▶ _Listed records_
■ ■ ■ ■ ■ ■ ■

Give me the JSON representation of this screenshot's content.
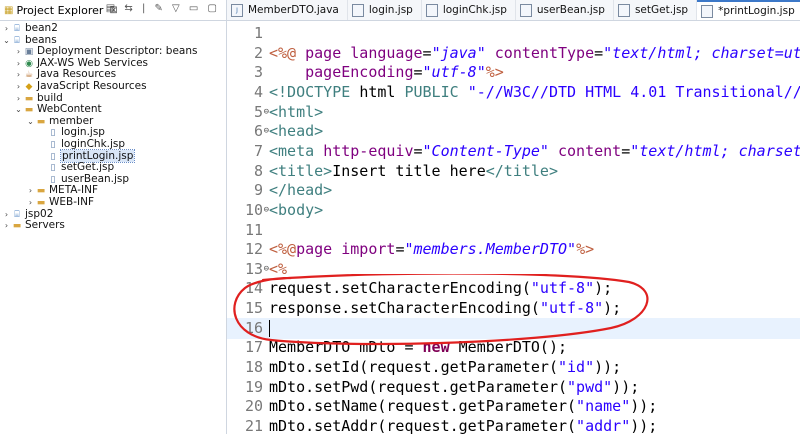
{
  "explorer": {
    "title": "Project Explorer",
    "close_glyph": "⊠",
    "toolbar_icons": "▤ ⇆ | ✎ ▽ ▭ ▢",
    "items": [
      {
        "label": "bean2",
        "indent": 0,
        "arrow": "›",
        "icon": "project-icon"
      },
      {
        "label": "beans",
        "indent": 0,
        "arrow": "⌄",
        "icon": "project-icon"
      },
      {
        "label": "Deployment Descriptor: beans",
        "indent": 1,
        "arrow": "›",
        "icon": "descriptor-icon"
      },
      {
        "label": "JAX-WS Web Services",
        "indent": 1,
        "arrow": "›",
        "icon": "webservice-icon"
      },
      {
        "label": "Java Resources",
        "indent": 1,
        "arrow": "›",
        "icon": "java-resources-icon"
      },
      {
        "label": "JavaScript Resources",
        "indent": 1,
        "arrow": "›",
        "icon": "js-resources-icon"
      },
      {
        "label": "build",
        "indent": 1,
        "arrow": "›",
        "icon": "folder-icon"
      },
      {
        "label": "WebContent",
        "indent": 1,
        "arrow": "⌄",
        "icon": "folder-icon"
      },
      {
        "label": "member",
        "indent": 2,
        "arrow": "⌄",
        "icon": "folder-icon"
      },
      {
        "label": "login.jsp",
        "indent": 3,
        "arrow": "",
        "icon": "jsp-file-icon"
      },
      {
        "label": "loginChk.jsp",
        "indent": 3,
        "arrow": "",
        "icon": "jsp-file-icon"
      },
      {
        "label": "printLogin.jsp",
        "indent": 3,
        "arrow": "",
        "icon": "jsp-file-icon",
        "selected": true
      },
      {
        "label": "setGet.jsp",
        "indent": 3,
        "arrow": "",
        "icon": "jsp-file-icon"
      },
      {
        "label": "userBean.jsp",
        "indent": 3,
        "arrow": "",
        "icon": "jsp-file-icon"
      },
      {
        "label": "META-INF",
        "indent": 2,
        "arrow": "›",
        "icon": "folder-icon"
      },
      {
        "label": "WEB-INF",
        "indent": 2,
        "arrow": "›",
        "icon": "folder-icon"
      },
      {
        "label": "jsp02",
        "indent": 0,
        "arrow": "›",
        "icon": "project-icon"
      },
      {
        "label": "Servers",
        "indent": 0,
        "arrow": "›",
        "icon": "folder-icon"
      }
    ]
  },
  "editor": {
    "tabs": [
      {
        "label": "MemberDTO.java",
        "icon": "J"
      },
      {
        "label": "login.jsp",
        "icon": ""
      },
      {
        "label": "loginChk.jsp",
        "icon": ""
      },
      {
        "label": "userBean.jsp",
        "icon": ""
      },
      {
        "label": "setGet.jsp",
        "icon": ""
      },
      {
        "label": "*printLogin.jsp",
        "icon": "",
        "active": true,
        "close": "⊠"
      }
    ],
    "lines": [
      {
        "n": "1",
        "fold": "",
        "parts": []
      },
      {
        "n": "2",
        "fold": "",
        "parts": [
          [
            "dir",
            "<%@ "
          ],
          [
            "attr",
            "page "
          ],
          [
            "attr",
            "language"
          ],
          [
            "tx",
            "="
          ],
          [
            "str",
            "\"java\""
          ],
          [
            "tx",
            " "
          ],
          [
            "attr",
            "contentType"
          ],
          [
            "tx",
            "="
          ],
          [
            "str",
            "\"text/html; charset=ut"
          ]
        ]
      },
      {
        "n": "3",
        "fold": "",
        "parts": [
          [
            "tx",
            "    "
          ],
          [
            "attr",
            "pageEncoding"
          ],
          [
            "tx",
            "="
          ],
          [
            "str",
            "\"utf-8\""
          ],
          [
            "dir",
            "%>"
          ]
        ]
      },
      {
        "n": "4",
        "fold": "",
        "parts": [
          [
            "tag",
            "<!DOCTYPE "
          ],
          [
            "tx",
            "html "
          ],
          [
            "tag",
            "PUBLIC "
          ],
          [
            "strn",
            "\"-//W3C//DTD HTML 4.01 Transitional//"
          ]
        ]
      },
      {
        "n": "5",
        "fold": "⊖",
        "parts": [
          [
            "tag",
            "<html>"
          ]
        ]
      },
      {
        "n": "6",
        "fold": "⊖",
        "parts": [
          [
            "tag",
            "<head>"
          ]
        ]
      },
      {
        "n": "7",
        "fold": "",
        "parts": [
          [
            "tag",
            "<meta "
          ],
          [
            "attr",
            "http-equiv"
          ],
          [
            "tx",
            "="
          ],
          [
            "str",
            "\"Content-Type\""
          ],
          [
            "tx",
            " "
          ],
          [
            "attr",
            "content"
          ],
          [
            "tx",
            "="
          ],
          [
            "str",
            "\"text/html; charset"
          ]
        ]
      },
      {
        "n": "8",
        "fold": "",
        "parts": [
          [
            "tag",
            "<title>"
          ],
          [
            "tx",
            "Insert title here"
          ],
          [
            "tag",
            "</title>"
          ]
        ]
      },
      {
        "n": "9",
        "fold": "",
        "parts": [
          [
            "tag",
            "</head>"
          ]
        ]
      },
      {
        "n": "10",
        "fold": "⊖",
        "parts": [
          [
            "tag",
            "<body>"
          ]
        ]
      },
      {
        "n": "11",
        "fold": "",
        "parts": []
      },
      {
        "n": "12",
        "fold": "",
        "parts": [
          [
            "dir",
            "<%@"
          ],
          [
            "attr",
            "page "
          ],
          [
            "attr",
            "import"
          ],
          [
            "tx",
            "="
          ],
          [
            "str",
            "\"members.MemberDTO\""
          ],
          [
            "dir",
            "%>"
          ]
        ]
      },
      {
        "n": "13",
        "fold": "⊖",
        "parts": [
          [
            "dir",
            "<%"
          ]
        ]
      },
      {
        "n": "14",
        "fold": "",
        "parts": [
          [
            "tx",
            "request.setCharacterEncoding("
          ],
          [
            "strn",
            "\"utf-8\""
          ],
          [
            "tx",
            ");"
          ]
        ]
      },
      {
        "n": "15",
        "fold": "",
        "parts": [
          [
            "tx",
            "response.setCharacterEncoding("
          ],
          [
            "strn",
            "\"utf-8\""
          ],
          [
            "tx",
            ");"
          ]
        ]
      },
      {
        "n": "16",
        "fold": "",
        "parts": [],
        "highlight": true,
        "cursor": true
      },
      {
        "n": "17",
        "fold": "",
        "parts": [
          [
            "tx",
            "MemberDTO mDto = "
          ],
          [
            "kw",
            "new"
          ],
          [
            "tx",
            " MemberDTO();"
          ]
        ]
      },
      {
        "n": "18",
        "fold": "",
        "parts": [
          [
            "tx",
            "mDto.setId(request.getParameter("
          ],
          [
            "strn",
            "\"id\""
          ],
          [
            "tx",
            "));"
          ]
        ]
      },
      {
        "n": "19",
        "fold": "",
        "parts": [
          [
            "tx",
            "mDto.setPwd(request.getParameter("
          ],
          [
            "strn",
            "\"pwd\""
          ],
          [
            "tx",
            "));"
          ]
        ]
      },
      {
        "n": "20",
        "fold": "",
        "parts": [
          [
            "tx",
            "mDto.setName(request.getParameter("
          ],
          [
            "strn",
            "\"name\""
          ],
          [
            "tx",
            "));"
          ]
        ]
      },
      {
        "n": "21",
        "fold": "",
        "parts": [
          [
            "tx",
            "mDto.setAddr(request.getParameter("
          ],
          [
            "strn",
            "\"addr\""
          ],
          [
            "tx",
            "));"
          ]
        ]
      }
    ]
  },
  "colors": {
    "annotation_oval": "#e0201f",
    "accent": "#3c78c8"
  }
}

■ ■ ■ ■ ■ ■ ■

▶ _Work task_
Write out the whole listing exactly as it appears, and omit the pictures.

▶ _Solution to this exercise_
Give me the JSON representation of this screenshot's content.
{
  "explorer": {
    "title": "Project Explorer",
    "close_glyph": "⊠",
    "toolbar_icons": "▤ ⇆ | ✎ ▽ ▭ ▢",
    "items": [
      {
        "label": "bean2",
        "indent": 0,
        "arrow": "›",
        "icon": "project-icon"
      },
      {
        "label": "beans",
        "indent": 0,
        "arrow": "⌄",
        "icon": "project-icon"
      },
      {
        "label": "Deployment Descriptor: beans",
        "indent": 1,
        "arrow": "›",
        "icon": "descriptor-icon"
      },
      {
        "label": "JAX-WS Web Services",
        "indent": 1,
        "arrow": "›",
        "icon": "webservice-icon"
      },
      {
        "label": "Java Resources",
        "indent": 1,
        "arrow": "›",
        "icon": "java-resources-icon"
      },
      {
        "label": "JavaScript Resources",
        "indent": 1,
        "arrow": "›",
        "icon": "js-resources-icon"
      },
      {
        "label": "build",
        "indent": 1,
        "arrow": "›",
        "icon": "folder-icon"
      },
      {
        "label": "WebContent",
        "indent": 1,
        "arrow": "⌄",
        "icon": "folder-icon"
      },
      {
        "label": "member",
        "indent": 2,
        "arrow": "⌄",
        "icon": "folder-icon"
      },
      {
        "label": "login.jsp",
        "indent": 3,
        "arrow": "",
        "icon": "jsp-file-icon"
      },
      {
        "label": "loginChk.jsp",
        "indent": 3,
        "arrow": "",
        "icon": "jsp-file-icon"
      },
      {
        "label": "printLogin.jsp",
        "indent": 3,
        "arrow": "",
        "icon": "jsp-file-icon",
        "selected": true
      },
      {
        "label": "setGet.jsp",
        "indent": 3,
        "arrow": "",
        "icon": "jsp-file-icon"
      },
      {
        "label": "userBean.jsp",
        "indent": 3,
        "arrow": "",
        "icon": "jsp-file-icon"
      },
      {
        "label": "META-INF",
        "indent": 2,
        "arrow": "›",
        "icon": "folder-icon"
      },
      {
        "label": "WEB-INF",
        "indent": 2,
        "arrow": "›",
        "icon": "folder-icon"
      },
      {
        "label": "jsp02",
        "indent": 0,
        "arrow": "›",
        "icon": "project-icon"
      },
      {
        "label": "Servers",
        "indent": 0,
        "arrow": "›",
        "icon": "folder-icon"
      }
    ]
  },
  "editor": {
    "tabs": [
      {
        "label": "MemberDTO.java",
        "icon": "J"
      },
      {
        "label": "login.jsp",
        "icon": ""
      },
      {
        "label": "loginChk.jsp",
        "icon": ""
      },
      {
        "label": "userBean.jsp",
        "icon": ""
      },
      {
        "label": "setGet.jsp",
        "icon": ""
      },
      {
        "label": "*printLogin.jsp",
        "icon": "",
        "active": true,
        "close": "⊠"
      }
    ],
    "lines": [
      {
        "n": "1",
        "fold": "",
        "parts": []
      },
      {
        "n": "2",
        "fold": "",
        "parts": [
          [
            "dir",
            "<%@ "
          ],
          [
            "attr",
            "page "
          ],
          [
            "attr",
            "language"
          ],
          [
            "tx",
            "="
          ],
          [
            "str",
            "\"java\""
          ],
          [
            "tx",
            " "
          ],
          [
            "attr",
            "contentType"
          ],
          [
            "tx",
            "="
          ],
          [
            "str",
            "\"text/html; charset=ut"
          ]
        ]
      },
      {
        "n": "3",
        "fold": "",
        "parts": [
          [
            "tx",
            "    "
          ],
          [
            "attr",
            "pageEncoding"
          ],
          [
            "tx",
            "="
          ],
          [
            "str",
            "\"utf-8\""
          ],
          [
            "dir",
            "%>"
          ]
        ]
      },
      {
        "n": "4",
        "fold": "",
        "parts": [
          [
            "tag",
            "<!DOCTYPE "
          ],
          [
            "tx",
            "html "
          ],
          [
            "tag",
            "PUBLIC "
          ],
          [
            "strn",
            "\"-//W3C//DTD HTML 4.01 Transitional//"
          ]
        ]
      },
      {
        "n": "5",
        "fold": "⊖",
        "parts": [
          [
            "tag",
            "<html>"
          ]
        ]
      },
      {
        "n": "6",
        "fold": "⊖",
        "parts": [
          [
            "tag",
            "<head>"
          ]
        ]
      },
      {
        "n": "7",
        "fold": "",
        "parts": [
          [
            "tag",
            "<meta "
          ],
          [
            "attr",
            "http-equiv"
          ],
          [
            "tx",
            "="
          ],
          [
            "str",
            "\"Content-Type\""
          ],
          [
            "tx",
            " "
          ],
          [
            "attr",
            "content"
          ],
          [
            "tx",
            "="
          ],
          [
            "str",
            "\"text/html; charset"
          ]
        ]
      },
      {
        "n": "8",
        "fold": "",
        "parts": [
          [
            "tag",
            "<title>"
          ],
          [
            "tx",
            "Insert title here"
          ],
          [
            "tag",
            "</title>"
          ]
        ]
      },
      {
        "n": "9",
        "fold": "",
        "parts": [
          [
            "tag",
            "</head>"
          ]
        ]
      },
      {
        "n": "10",
        "fold": "⊖",
        "parts": [
          [
            "tag",
            "<body>"
          ]
        ]
      },
      {
        "n": "11",
        "fold": "",
        "parts": []
      },
      {
        "n": "12",
        "fold": "",
        "parts": [
          [
            "dir",
            "<%@"
          ],
          [
            "attr",
            "page "
          ],
          [
            "attr",
            "import"
          ],
          [
            "tx",
            "="
          ],
          [
            "str",
            "\"members.MemberDTO\""
          ],
          [
            "dir",
            "%>"
          ]
        ]
      },
      {
        "n": "13",
        "fold": "⊖",
        "parts": [
          [
            "dir",
            "<%"
          ]
        ]
      },
      {
        "n": "14",
        "fold": "",
        "parts": [
          [
            "tx",
            "request.setCharacterEncoding("
          ],
          [
            "strn",
            "\"utf-8\""
          ],
          [
            "tx",
            ");"
          ]
        ]
      },
      {
        "n": "15",
        "fold": "",
        "parts": [
          [
            "tx",
            "response.setCharacterEncoding("
          ],
          [
            "strn",
            "\"utf-8\""
          ],
          [
            "tx",
            ");"
          ]
        ]
      },
      {
        "n": "16",
        "fold": "",
        "parts": [],
        "highlight": true,
        "cursor": true
      },
      {
        "n": "17",
        "fold": "",
        "parts": [
          [
            "tx",
            "MemberDTO mDto = "
          ],
          [
            "kw",
            "new"
          ],
          [
            "tx",
            " MemberDTO();"
          ]
        ]
      },
      {
        "n": "18",
        "fold": "",
        "parts": [
          [
            "tx",
            "mDto.setId(request.getParameter("
          ],
          [
            "strn",
            "\"id\""
          ],
          [
            "tx",
            "));"
          ]
        ]
      },
      {
        "n": "19",
        "fold": "",
        "parts": [
          [
            "tx",
            "mDto.setPwd(request.getParameter("
          ],
          [
            "strn",
            "\"pwd\""
          ],
          [
            "tx",
            "));"
          ]
        ]
      },
      {
        "n": "20",
        "fold": "",
        "parts": [
          [
            "tx",
            "mDto.setName(request.getParameter("
          ],
          [
            "strn",
            "\"name\""
          ],
          [
            "tx",
            "));"
          ]
        ]
      },
      {
        "n": "21",
        "fold": "",
        "parts": [
          [
            "tx",
            "mDto.setAddr(request.getParameter("
          ],
          [
            "strn",
            "\"addr\""
          ],
          [
            "tx",
            "));"
          ]
        ]
      }
    ]
  },
  "colors": {
    "annotation_oval": "#e0201f",
    "accent": "#3c78c8"
  }
}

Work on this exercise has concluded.